### Video Transcript

π΄π΅πΆπ· is a parallelogram. Given that the perimeter of π΄π΅πΆπ· is 54, find the length of π΄π΅.

Letβs look at the diagram carefully. The lengths of the four sides of the parallelogram have been given in terms of three variables: π₯, π¦, and π§.

In order to work out the length of π΄π΅, weβre going to need to know the values of these variables or at least the value of π¦. Weβre told that the perimeter of the parallelogram π΄π΅πΆπ· is 54, so letβs start with that. The perimeter of a parallelogram is the sum of all four of its sides. So this means if we add together the expressions for π΄π΅, π΅πΆ, πΆπ·, and π·π΄, in terms of π₯, π¦, and π§, we must get 54.

This gives the equation on screen. Now this equation can be simplified by grouping like terms together. Thereβs only one π¦-term, so thatβs still seven π¦. The three π₯ and the five π₯ make eight π₯, and the seven π§ and six π§ make 13π§. The constant on the left-hand side also simplifies to negative 53. We can then add 53 to both sides of this equation, giving us seven π¦ plus eight π₯ plus 13π§ equals 107.

Now this is one equation with three unknown letters: π₯, π¦, and π§. So there isnβt anything else we can do with this equation at this stage. Letβs look back to the diagram to see what else we can do. A key fact about parallelograms is that opposite sides are of equal length. This means that π΄π΅ is equal to πΆπ·, and also π΄π· is equal to π΅πΆ.

Letβs substitute the expressions for each of these sides in terms of the letters π₯, π¦, and π§. For the first pair of sides, we have that seven π¦ minus 38 is equal to six π§ minus one. Adding 38 to both sides simplifies this to seven π¦ equals six π§ plus 37. Now this is one equation with two letters so thereβs nothing further we can do with this. Letβs look at the equations for π΄π· and π΅πΆ. Substituting the expressions for each side gives five π₯ minus four is equal to three π₯ plus seven π§ minus 10.

Subtracting three π₯ from both sides and also adding four simplifies this equation to two π₯ is equal to seven π§ minus six. Now we canβt solve either these equations, but what theyβve done is give us both π¦ and π₯ in terms of π§. Each of these expressions for π₯ and π¦ can be substituted into our equation for the perimeter so that instead of it involving π₯, π¦, and π§, it now just involves π§.

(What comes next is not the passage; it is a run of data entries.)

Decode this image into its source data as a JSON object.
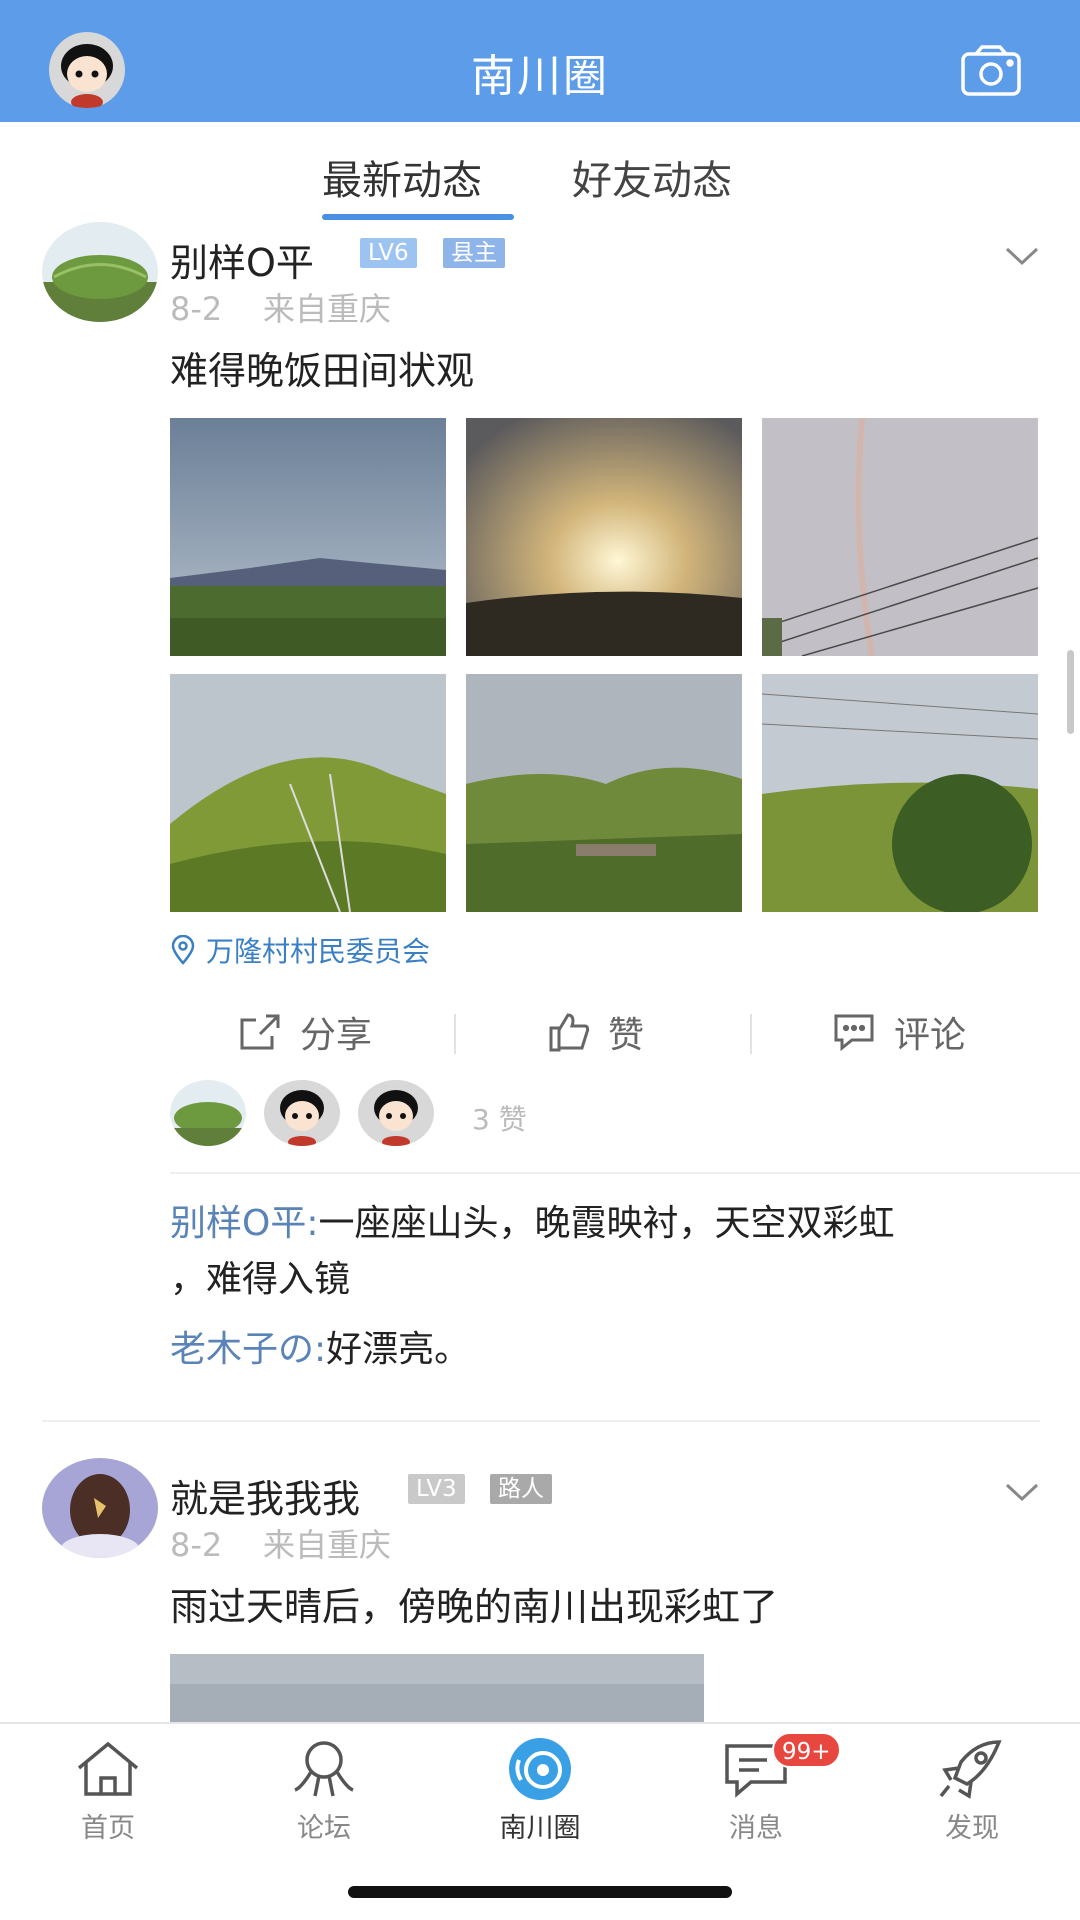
{
  "header": {
    "title": "南川圈",
    "camera_icon": "camera-icon",
    "avatar_icon": "cartoon-avatar"
  },
  "tabs": [
    {
      "label": "最新动态",
      "active": true
    },
    {
      "label": "好友动态",
      "active": false
    }
  ],
  "posts": [
    {
      "author": "别样O平",
      "level": "LV6",
      "title_badge": "县主",
      "date": "8-2",
      "from": "来自重庆",
      "text": "难得晚饭田间状观",
      "location": "万隆村村民委员会",
      "actions": {
        "share": "分享",
        "like": "赞",
        "comment": "评论"
      },
      "like_count": "3 赞",
      "comments": [
        {
          "name": "别样O平:",
          "text": "一座座山头，晚霞映衬，天空双彩虹",
          "text_line2": "，难得入镜"
        },
        {
          "name": "老木子の:",
          "text": "好漂亮。"
        }
      ]
    },
    {
      "author": "就是我我我",
      "level": "LV3",
      "title_badge": "路人",
      "date": "8-2",
      "from": "来自重庆",
      "text": "雨过天晴后，傍晚的南川出现彩虹了"
    }
  ],
  "bottom_nav": [
    {
      "label": "首页",
      "icon": "home-icon"
    },
    {
      "label": "论坛",
      "icon": "forum-icon"
    },
    {
      "label": "南川圈",
      "icon": "circle-icon",
      "active": true
    },
    {
      "label": "消息",
      "icon": "message-icon",
      "badge": "99+"
    },
    {
      "label": "发现",
      "icon": "rocket-icon"
    }
  ],
  "colors": {
    "header_bg": "#5c9ce9",
    "accent": "#4a90e2",
    "comment_name": "#5a83b8",
    "badge_red": "#e8473f"
  }
}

The expression six π§ plus 37 can be substituted for the seven π¦ in the equation. If we think of eight π₯ as four multiplied by two π₯, then our expression for two π₯ of seven π§ minus six can also be substituted into the equation for the perimeter. Making both of these substitutions gives six π§ plus 37 plus four lots of seven π§ minus six plus 13π§ is equal to 107.

Expanding brackets and grouping like terms gives 47π§ plus 13 equals 107. Subtracting 13 from both sides of this equation gives 47π§ equals 94. Finally, dividing both sides of the equation by 47 tells us that the value of π§ is two. Now we could go on to use this value of π§ to calculate the values of π₯ and π¦, but letβs look back at the question.

The question asked us to find the length of π΄π΅. Weβve already stated that the length of π΄π΅ is the same as the length of πΆπ·. We have an expression for the length of πΆπ· in terms of π§, and therefore we can use this to work out the length of π΄π΅. So substituting the known value of π§, which is two, into this expression tells us that the length of π΄π΅ is six multiplied by two minus one, which is 11, and therefore we have our answer to the problem: the length of π΄π΅ is 11.